  Unfortunately, it is not always clear to everyone just exactly what the inner self is.  At its simplest, your inner self is your subconscious mind, not exactly in the sense that contemporary psychology thinks of it but in the traditional yogic sense of the controlling energy and consciousness which resides in every single cell and system in our bodies.  This energy and consciousness is associated with and is a part of a universal consciousness which pervades the entire universe.
   We are all different so no single meditation method works for everyone.  Generally most approaches involve stilling the external senses and turning our focus inward.  This is not easy for most people to do.  Their concentration will be continuously interrupted by external stimuli and a flood of unwanted thoughts.

  It is almost impossible for most people to stop thinking because their objective mind, always on the lookout for saber toothed tigers, problems to solve, judgments to cast is not structured to work that way.   That is what the ego or conscious mind does, it keeps you alive in the external world.  By its very nature the ego does not want to be still and quiet, and it will take practice to change that.

  Nevertheless, these distractions to our meditations are very important.  If we can learn to be honest with ourselves, they will eventually reveal the ego for what it really is.  Everyone else sees our egos, but we usually can’t.  For most of us, meditation is the only process ever likely to accomplish that.

  During meditation, the ego cannot be fought.  Neither meditation or enlightenment can be forced.  What is required is being quiet and getting out of our own way.  This means gently shifting our focus back to the meditation without passing judgment on the intruding thought or distraction.  Typically the student is told to keep their spinal columns straight and to focus their attention on their forehead Chakra, which is located at their pituitary gland.  This lies approximately in the center of the skull just behind and above the nasal passage.

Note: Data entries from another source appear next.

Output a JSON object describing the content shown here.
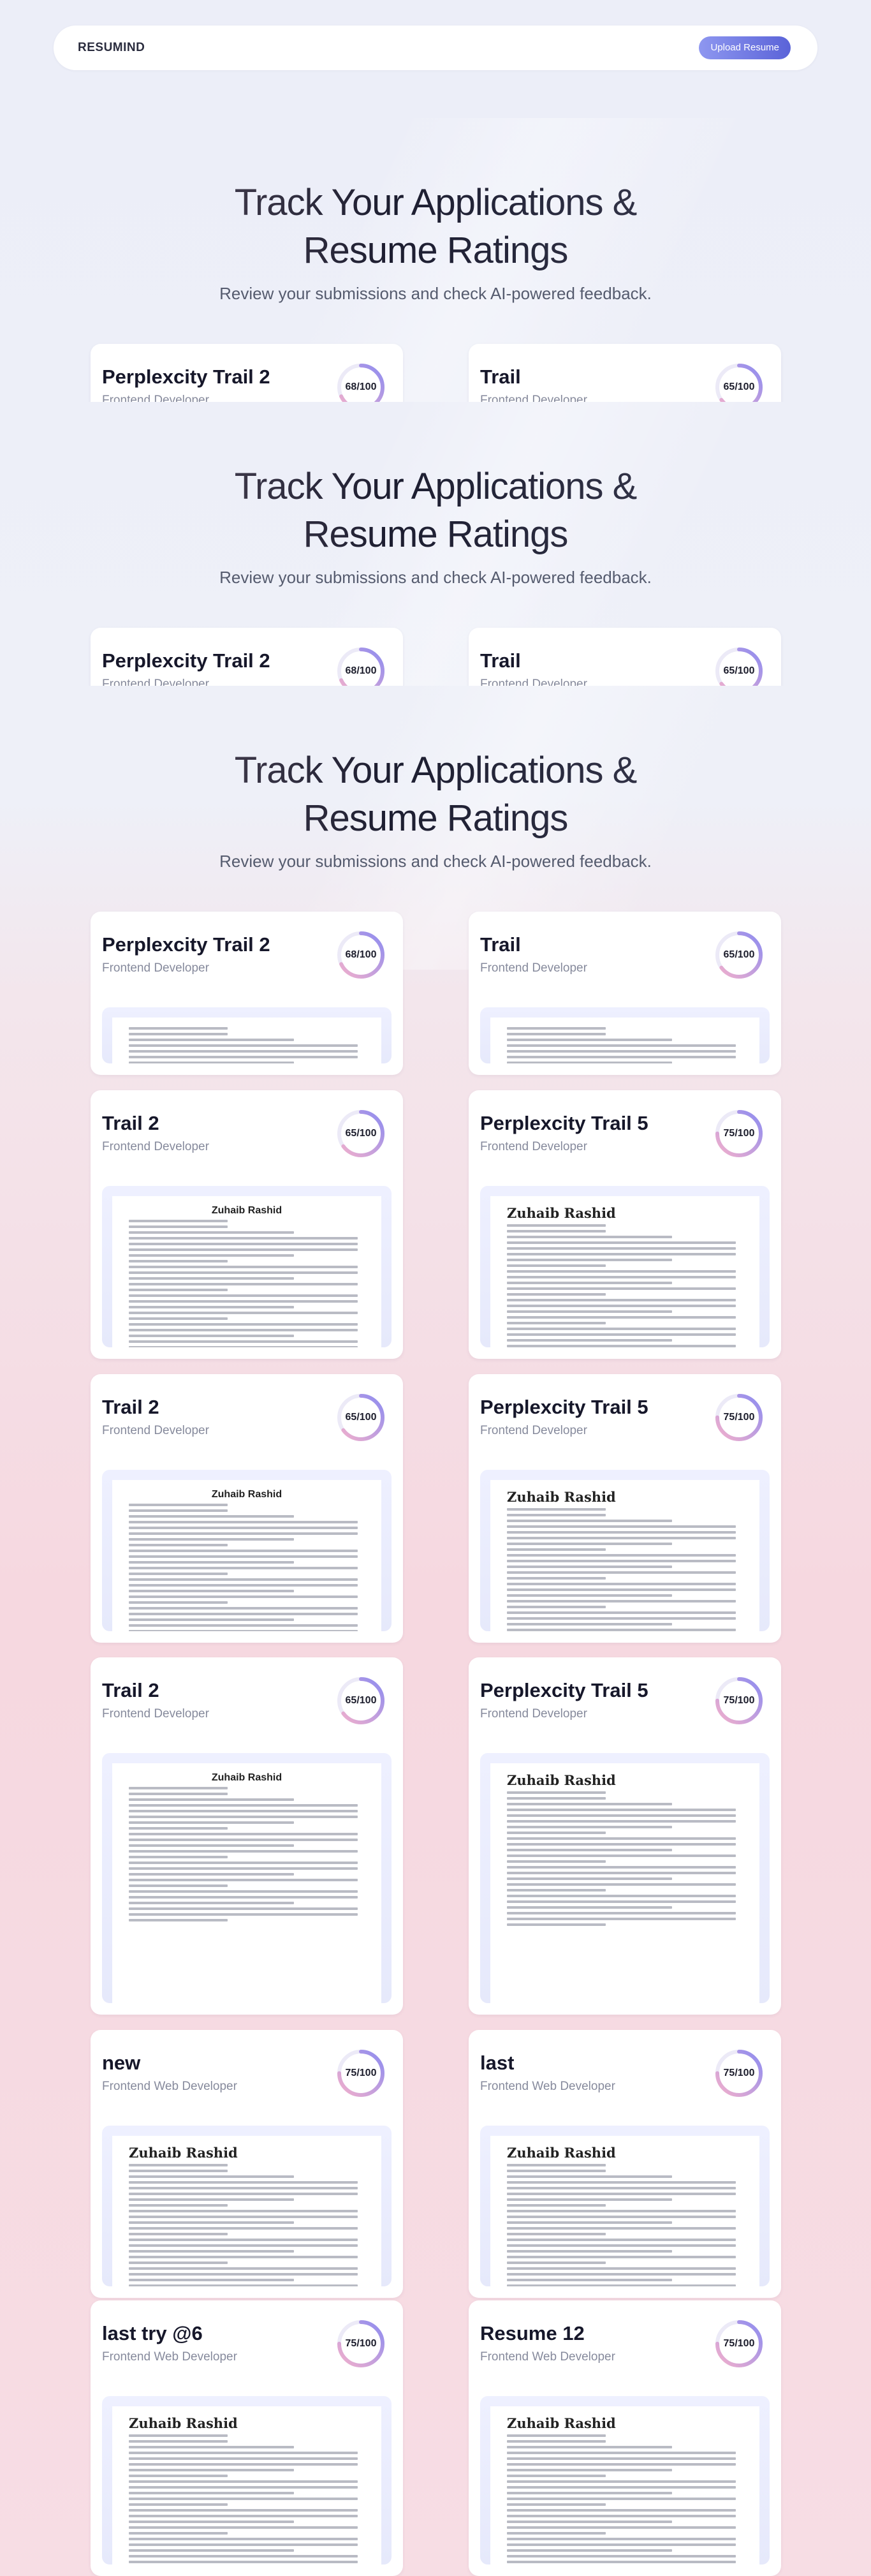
{
  "nav": {
    "logo": "RESUMIND",
    "upload_label": "Upload Resume"
  },
  "hero": {
    "title_line1": "Track Your Applications &",
    "title_line2": "Resume Ratings",
    "subtitle": "Review your submissions and check AI-powered feedback."
  },
  "cards": [
    {
      "title": "Perplexcity Trail 2",
      "role": "Frontend Developer",
      "score_label": "68/100",
      "score": 68
    },
    {
      "title": "Trail",
      "role": "Frontend Developer",
      "score_label": "65/100",
      "score": 65
    },
    {
      "title": "Trail 2",
      "role": "Frontend Developer",
      "score_label": "65/100",
      "score": 65,
      "doc_name": "Zuhaib Rashid"
    },
    {
      "title": "Perplexcity Trail 5",
      "role": "Frontend Developer",
      "score_label": "75/100",
      "score": 75,
      "doc_name": "Zuhaib Rashid"
    },
    {
      "title": "Trail 2",
      "role": "Frontend Developer",
      "score_label": "65/100",
      "score": 65,
      "doc_name": "Zuhaib Rashid"
    },
    {
      "title": "Perplexcity Trail 5",
      "role": "Frontend Developer",
      "score_label": "75/100",
      "score": 75,
      "doc_name": "Zuhaib Rashid"
    },
    {
      "title": "Trail 2",
      "role": "Frontend Developer",
      "score_label": "65/100",
      "score": 65,
      "doc_name": "Zuhaib Rashid"
    },
    {
      "title": "Perplexcity Trail 5",
      "role": "Frontend Developer",
      "score_label": "75/100",
      "score": 75,
      "doc_name": "Zuhaib Rashid"
    },
    {
      "title": "new",
      "role": "Frontend Web Developer",
      "score_label": "75/100",
      "score": 75,
      "doc_name": "Zuhaib Rashid"
    },
    {
      "title": "last",
      "role": "Frontend Web Developer",
      "score_label": "75/100",
      "score": 75,
      "doc_name": "Zuhaib Rashid"
    },
    {
      "title": "last try @6",
      "role": "Frontend Web Developer",
      "score_label": "75/100",
      "score": 75,
      "doc_name": "Zuhaib Rashid"
    },
    {
      "title": "Resume 12",
      "role": "Frontend Web Developer",
      "score_label": "75/100",
      "score": 75,
      "doc_name": "Zuhaib Rashid"
    }
  ],
  "colors": {
    "ring_start": "#f3b0cc",
    "ring_end": "#8e8cf0",
    "ring_track": "#eceaf7",
    "accent": "#6a72e2"
  }
}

  Students are also sometimes instructed to breathe into the forehead Chakra or Third Eye using their mantra if they have one, or using the mantra so-hum if they do not.  The mantra is not spoken out loud.  If so-hum is used, it is “so” on the inhalation, “hum” on the exhalation.  Some people also count.  One, two.  Generally the less method which is used the better.  

  What will happen is not easy to predict.  Some people achieve enlightened states in this manner.  This may include feelings of love and well being, it may include being enveloped in light and it may include the transfer of knowledge.  Often what happened will not be remembered or realized for some space of time.

  It is true that energy flows through energy channels and the seven charkas in a certain way during enlightened states but you cannot force it to do that, nor should you try.  If your concentration, development and intention are correct all of that will take care of itself.

  In certain traditions the state being sought is called Nirvana which is often translated as being nothing.  However, when we have transcended vanity, envy, inconstancy, insincerity, and false judgment; when we have set aside the personal ego and learned how to shut up and get out of our own way what will be left is not nothing, it is everything.

  At that point the gate is open, the blind can finally see, the deaf can finally hear.  People do not realize it but they tend to see the world not as it really is but as they really are.  Just that much is a great lesson.  When the ego is transcended, our lives will change in many ways.

© Copyright 2010 Brian Afton 109 South 6th St Olean, NY 14760